[Data records for software interfaces]
'''

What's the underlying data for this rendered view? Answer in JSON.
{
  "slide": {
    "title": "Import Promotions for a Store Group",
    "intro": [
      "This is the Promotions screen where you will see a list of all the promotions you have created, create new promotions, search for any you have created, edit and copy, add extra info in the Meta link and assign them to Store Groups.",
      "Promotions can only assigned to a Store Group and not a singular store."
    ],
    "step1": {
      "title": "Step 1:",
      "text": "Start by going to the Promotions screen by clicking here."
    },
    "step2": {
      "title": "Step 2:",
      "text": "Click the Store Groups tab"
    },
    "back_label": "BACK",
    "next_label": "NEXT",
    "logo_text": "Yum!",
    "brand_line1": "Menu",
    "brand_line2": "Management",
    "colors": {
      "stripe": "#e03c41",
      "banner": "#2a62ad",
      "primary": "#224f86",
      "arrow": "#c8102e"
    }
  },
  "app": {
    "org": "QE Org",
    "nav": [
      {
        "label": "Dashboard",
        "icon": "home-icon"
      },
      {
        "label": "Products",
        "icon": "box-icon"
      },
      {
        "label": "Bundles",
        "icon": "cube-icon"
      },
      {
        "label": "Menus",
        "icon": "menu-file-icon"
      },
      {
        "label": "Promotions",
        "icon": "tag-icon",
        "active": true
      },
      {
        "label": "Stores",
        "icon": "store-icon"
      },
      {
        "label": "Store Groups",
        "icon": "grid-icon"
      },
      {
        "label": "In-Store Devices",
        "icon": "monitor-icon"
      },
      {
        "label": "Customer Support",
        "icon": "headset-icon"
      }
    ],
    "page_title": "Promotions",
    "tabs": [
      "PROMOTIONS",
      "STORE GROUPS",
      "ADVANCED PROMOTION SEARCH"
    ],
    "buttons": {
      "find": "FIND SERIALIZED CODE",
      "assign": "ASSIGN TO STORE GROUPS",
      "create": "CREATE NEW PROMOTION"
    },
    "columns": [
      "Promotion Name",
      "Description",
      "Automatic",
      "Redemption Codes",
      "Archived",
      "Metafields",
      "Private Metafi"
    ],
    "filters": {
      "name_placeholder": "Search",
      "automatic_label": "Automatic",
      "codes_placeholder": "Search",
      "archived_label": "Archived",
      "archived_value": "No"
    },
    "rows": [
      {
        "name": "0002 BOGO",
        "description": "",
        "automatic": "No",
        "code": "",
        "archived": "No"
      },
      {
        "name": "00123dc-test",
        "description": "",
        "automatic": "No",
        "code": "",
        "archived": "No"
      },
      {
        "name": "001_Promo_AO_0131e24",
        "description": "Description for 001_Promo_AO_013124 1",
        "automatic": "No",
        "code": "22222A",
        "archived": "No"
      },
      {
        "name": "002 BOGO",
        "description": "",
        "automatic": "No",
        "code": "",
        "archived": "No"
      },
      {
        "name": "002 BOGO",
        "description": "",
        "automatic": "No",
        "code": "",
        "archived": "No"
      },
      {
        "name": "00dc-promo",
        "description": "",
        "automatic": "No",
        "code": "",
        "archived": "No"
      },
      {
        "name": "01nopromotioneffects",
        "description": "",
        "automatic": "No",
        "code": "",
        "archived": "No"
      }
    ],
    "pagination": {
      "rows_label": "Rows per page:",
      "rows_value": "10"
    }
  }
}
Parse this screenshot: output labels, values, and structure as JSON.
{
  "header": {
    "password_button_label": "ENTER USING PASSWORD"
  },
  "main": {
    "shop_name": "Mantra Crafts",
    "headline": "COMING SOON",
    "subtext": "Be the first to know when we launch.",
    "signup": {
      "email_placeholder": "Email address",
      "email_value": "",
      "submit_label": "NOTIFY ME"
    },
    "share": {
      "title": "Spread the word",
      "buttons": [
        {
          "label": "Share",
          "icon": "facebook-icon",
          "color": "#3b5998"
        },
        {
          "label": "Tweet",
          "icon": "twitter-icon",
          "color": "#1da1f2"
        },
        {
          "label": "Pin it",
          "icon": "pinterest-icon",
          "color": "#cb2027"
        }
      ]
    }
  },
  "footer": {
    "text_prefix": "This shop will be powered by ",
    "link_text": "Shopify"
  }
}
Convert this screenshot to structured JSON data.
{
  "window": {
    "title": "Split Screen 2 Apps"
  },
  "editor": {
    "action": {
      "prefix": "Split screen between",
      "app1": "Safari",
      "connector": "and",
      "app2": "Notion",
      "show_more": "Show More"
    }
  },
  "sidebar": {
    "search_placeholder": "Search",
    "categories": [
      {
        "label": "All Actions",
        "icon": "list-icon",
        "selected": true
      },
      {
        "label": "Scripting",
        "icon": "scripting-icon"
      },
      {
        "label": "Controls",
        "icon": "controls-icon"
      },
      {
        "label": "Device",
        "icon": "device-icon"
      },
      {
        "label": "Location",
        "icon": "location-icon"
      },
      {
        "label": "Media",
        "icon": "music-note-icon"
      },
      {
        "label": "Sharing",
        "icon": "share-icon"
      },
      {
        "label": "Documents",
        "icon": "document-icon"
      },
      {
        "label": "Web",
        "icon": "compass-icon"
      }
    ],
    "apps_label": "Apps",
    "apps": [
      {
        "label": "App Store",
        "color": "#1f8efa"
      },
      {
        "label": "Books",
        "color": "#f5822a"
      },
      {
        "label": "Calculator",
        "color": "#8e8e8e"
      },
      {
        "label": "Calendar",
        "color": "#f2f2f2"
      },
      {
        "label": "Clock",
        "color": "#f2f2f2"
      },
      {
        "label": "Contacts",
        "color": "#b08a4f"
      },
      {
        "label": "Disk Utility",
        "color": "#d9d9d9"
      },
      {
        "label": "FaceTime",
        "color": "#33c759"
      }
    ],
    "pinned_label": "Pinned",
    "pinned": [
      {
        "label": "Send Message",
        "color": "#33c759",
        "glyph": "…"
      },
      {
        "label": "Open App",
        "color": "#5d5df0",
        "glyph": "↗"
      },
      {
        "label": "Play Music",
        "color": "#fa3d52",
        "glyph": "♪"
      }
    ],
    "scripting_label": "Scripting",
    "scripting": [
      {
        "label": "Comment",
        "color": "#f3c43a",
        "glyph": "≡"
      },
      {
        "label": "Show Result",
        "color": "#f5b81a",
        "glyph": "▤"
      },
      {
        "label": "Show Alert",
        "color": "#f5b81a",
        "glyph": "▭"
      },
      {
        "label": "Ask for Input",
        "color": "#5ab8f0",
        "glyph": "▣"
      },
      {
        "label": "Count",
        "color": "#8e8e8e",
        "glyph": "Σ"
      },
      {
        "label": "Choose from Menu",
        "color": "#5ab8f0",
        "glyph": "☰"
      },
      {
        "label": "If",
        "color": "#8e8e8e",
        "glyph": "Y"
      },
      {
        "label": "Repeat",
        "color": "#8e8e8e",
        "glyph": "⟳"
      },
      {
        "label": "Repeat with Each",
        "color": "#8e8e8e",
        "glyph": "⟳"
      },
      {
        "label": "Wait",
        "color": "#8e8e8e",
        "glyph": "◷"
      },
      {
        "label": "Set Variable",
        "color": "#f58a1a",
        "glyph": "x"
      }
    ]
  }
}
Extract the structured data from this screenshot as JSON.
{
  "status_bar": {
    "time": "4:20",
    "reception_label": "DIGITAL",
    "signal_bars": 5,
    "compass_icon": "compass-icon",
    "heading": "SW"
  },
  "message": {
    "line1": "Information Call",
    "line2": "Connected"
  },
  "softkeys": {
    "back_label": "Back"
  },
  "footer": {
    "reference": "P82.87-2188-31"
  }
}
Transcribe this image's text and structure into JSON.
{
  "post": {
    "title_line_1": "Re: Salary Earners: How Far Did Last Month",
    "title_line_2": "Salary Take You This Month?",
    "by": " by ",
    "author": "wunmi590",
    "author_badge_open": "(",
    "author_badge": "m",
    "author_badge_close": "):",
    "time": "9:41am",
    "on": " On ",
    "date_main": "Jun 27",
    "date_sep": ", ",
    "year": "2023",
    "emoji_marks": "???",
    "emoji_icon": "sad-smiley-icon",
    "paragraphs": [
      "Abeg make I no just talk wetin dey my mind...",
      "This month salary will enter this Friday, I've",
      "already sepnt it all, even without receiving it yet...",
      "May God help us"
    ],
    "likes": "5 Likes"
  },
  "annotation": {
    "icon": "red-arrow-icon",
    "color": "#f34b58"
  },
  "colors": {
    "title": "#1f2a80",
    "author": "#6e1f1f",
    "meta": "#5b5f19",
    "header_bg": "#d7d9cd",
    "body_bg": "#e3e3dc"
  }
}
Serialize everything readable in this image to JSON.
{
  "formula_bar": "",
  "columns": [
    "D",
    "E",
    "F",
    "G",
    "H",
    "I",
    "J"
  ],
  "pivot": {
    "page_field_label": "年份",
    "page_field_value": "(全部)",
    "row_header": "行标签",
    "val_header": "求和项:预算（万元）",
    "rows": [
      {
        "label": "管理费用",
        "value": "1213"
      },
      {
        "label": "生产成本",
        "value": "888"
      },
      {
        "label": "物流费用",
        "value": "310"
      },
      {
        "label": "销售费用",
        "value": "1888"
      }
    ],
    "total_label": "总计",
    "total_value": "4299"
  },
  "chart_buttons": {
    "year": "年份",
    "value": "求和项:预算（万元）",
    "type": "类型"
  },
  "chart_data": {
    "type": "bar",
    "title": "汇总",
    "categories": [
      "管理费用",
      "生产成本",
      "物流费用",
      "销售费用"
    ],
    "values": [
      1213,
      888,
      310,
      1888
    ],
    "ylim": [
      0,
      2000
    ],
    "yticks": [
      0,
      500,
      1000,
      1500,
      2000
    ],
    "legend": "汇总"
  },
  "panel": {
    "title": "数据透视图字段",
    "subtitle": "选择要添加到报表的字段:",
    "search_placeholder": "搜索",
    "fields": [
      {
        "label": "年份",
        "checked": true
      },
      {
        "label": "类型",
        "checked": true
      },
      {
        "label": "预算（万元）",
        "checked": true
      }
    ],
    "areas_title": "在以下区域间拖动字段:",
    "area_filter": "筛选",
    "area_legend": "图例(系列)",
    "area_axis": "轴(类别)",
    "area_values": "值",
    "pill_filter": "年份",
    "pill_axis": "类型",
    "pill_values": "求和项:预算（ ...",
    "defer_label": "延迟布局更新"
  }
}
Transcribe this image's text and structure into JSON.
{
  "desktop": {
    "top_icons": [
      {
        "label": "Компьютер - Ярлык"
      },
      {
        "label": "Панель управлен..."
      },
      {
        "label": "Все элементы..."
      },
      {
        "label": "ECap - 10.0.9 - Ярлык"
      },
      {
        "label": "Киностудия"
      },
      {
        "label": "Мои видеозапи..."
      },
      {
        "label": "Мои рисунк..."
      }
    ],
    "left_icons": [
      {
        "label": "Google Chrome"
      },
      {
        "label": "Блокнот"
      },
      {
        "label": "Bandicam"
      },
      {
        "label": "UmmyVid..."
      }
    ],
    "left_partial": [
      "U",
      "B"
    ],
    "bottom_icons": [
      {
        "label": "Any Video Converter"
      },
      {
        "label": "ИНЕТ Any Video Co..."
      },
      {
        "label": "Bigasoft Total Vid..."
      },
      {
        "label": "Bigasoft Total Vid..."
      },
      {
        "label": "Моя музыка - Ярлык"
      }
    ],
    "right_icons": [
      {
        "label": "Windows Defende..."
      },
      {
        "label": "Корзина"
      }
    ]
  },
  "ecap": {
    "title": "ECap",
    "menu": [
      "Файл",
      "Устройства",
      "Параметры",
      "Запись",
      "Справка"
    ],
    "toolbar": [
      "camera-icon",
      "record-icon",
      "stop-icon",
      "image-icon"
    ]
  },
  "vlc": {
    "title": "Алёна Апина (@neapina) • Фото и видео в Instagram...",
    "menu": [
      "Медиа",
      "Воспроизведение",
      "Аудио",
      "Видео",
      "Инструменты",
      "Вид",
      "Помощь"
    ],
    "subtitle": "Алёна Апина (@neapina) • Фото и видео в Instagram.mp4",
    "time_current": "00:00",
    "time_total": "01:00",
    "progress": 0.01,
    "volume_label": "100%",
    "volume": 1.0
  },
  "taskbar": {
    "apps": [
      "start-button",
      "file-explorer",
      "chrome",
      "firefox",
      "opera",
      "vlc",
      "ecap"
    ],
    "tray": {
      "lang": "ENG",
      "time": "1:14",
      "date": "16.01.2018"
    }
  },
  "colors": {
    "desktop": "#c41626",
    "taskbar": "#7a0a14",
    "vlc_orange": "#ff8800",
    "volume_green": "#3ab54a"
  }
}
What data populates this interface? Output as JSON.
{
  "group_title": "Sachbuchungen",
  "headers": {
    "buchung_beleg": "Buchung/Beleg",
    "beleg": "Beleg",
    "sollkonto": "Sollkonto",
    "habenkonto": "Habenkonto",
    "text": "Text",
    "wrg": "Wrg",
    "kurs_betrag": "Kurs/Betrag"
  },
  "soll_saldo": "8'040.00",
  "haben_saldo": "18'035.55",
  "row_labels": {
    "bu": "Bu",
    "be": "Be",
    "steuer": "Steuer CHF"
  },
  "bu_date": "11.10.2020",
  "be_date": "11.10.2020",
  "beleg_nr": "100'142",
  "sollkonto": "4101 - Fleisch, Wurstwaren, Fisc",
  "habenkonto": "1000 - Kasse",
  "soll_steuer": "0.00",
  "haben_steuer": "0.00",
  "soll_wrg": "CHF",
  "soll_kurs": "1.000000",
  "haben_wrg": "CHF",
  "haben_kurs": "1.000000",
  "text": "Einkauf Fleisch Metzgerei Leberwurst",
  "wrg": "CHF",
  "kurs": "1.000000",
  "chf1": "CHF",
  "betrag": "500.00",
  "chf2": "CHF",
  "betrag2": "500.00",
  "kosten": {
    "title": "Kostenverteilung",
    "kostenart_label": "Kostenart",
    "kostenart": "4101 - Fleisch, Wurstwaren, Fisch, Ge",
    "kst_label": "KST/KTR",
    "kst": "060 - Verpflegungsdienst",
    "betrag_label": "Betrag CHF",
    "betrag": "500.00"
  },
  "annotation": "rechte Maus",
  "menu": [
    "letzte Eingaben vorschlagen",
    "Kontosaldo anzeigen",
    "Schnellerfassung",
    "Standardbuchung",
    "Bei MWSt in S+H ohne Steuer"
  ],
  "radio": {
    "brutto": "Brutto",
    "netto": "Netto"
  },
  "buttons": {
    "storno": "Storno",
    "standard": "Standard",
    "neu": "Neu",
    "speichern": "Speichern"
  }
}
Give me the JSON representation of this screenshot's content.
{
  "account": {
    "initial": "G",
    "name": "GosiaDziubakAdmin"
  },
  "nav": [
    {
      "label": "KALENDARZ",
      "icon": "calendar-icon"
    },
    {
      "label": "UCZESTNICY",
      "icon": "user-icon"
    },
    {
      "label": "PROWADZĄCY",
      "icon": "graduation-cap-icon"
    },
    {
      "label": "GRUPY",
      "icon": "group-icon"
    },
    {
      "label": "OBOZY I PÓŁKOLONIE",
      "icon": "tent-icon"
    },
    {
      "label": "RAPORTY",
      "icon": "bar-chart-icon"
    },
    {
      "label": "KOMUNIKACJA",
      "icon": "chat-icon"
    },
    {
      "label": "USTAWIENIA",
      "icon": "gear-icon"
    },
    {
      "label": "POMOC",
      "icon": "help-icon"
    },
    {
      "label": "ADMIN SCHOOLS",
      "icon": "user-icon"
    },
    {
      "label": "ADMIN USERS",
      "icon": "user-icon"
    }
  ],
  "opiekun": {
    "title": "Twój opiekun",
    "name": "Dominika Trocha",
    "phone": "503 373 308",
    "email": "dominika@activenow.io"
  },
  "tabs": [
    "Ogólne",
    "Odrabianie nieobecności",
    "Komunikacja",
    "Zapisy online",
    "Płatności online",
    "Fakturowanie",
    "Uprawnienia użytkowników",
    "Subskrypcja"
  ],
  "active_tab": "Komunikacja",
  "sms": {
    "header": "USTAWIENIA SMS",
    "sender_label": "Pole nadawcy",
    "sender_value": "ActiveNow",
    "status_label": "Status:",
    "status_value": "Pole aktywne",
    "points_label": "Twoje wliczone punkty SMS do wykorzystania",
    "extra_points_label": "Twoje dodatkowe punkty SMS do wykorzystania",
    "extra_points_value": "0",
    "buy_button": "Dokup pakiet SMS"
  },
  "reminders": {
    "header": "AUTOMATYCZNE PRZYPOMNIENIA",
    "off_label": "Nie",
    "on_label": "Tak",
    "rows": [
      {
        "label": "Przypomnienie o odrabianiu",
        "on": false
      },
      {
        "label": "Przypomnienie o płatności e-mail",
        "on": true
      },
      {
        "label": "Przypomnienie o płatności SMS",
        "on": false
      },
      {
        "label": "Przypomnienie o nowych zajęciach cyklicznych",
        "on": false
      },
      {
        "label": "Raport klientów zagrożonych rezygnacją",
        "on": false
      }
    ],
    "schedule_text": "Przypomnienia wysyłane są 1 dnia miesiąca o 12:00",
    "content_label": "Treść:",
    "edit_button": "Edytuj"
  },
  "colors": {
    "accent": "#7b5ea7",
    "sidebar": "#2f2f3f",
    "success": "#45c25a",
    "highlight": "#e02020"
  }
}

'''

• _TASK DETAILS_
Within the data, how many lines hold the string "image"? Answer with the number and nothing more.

• _SOLUTION TO THE PROBLEM_
4